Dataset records
⟨

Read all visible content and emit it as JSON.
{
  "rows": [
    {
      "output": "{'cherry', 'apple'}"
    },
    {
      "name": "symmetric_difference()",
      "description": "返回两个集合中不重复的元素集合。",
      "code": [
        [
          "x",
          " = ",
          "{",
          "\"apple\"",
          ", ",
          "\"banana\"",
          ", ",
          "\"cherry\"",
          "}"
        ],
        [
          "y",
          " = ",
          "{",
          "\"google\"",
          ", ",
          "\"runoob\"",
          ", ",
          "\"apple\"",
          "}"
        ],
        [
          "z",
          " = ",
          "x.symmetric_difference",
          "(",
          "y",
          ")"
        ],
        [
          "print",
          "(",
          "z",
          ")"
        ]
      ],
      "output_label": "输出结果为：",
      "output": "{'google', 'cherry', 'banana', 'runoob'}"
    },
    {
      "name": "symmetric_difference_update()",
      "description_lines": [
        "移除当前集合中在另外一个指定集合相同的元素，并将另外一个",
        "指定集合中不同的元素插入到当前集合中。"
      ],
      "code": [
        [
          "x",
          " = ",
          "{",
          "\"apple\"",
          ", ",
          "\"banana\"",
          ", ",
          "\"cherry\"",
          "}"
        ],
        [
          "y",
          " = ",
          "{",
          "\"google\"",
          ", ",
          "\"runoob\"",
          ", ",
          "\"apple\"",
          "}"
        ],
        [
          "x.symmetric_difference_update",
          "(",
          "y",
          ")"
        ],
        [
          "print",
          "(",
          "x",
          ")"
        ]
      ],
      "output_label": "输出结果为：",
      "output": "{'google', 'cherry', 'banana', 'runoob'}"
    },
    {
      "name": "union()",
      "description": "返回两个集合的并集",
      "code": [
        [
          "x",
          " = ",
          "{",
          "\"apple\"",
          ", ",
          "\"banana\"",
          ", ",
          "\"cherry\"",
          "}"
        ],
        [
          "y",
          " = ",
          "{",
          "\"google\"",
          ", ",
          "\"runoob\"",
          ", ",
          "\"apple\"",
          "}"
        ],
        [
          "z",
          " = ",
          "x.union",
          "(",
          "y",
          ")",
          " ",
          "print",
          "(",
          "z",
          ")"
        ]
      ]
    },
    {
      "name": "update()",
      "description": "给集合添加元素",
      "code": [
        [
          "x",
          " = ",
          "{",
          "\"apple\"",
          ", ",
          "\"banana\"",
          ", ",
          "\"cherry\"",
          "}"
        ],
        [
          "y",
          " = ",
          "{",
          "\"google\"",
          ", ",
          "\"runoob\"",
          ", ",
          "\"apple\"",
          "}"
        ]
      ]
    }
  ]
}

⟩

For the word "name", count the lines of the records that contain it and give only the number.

**RESULT OF THE EXERCISE**
4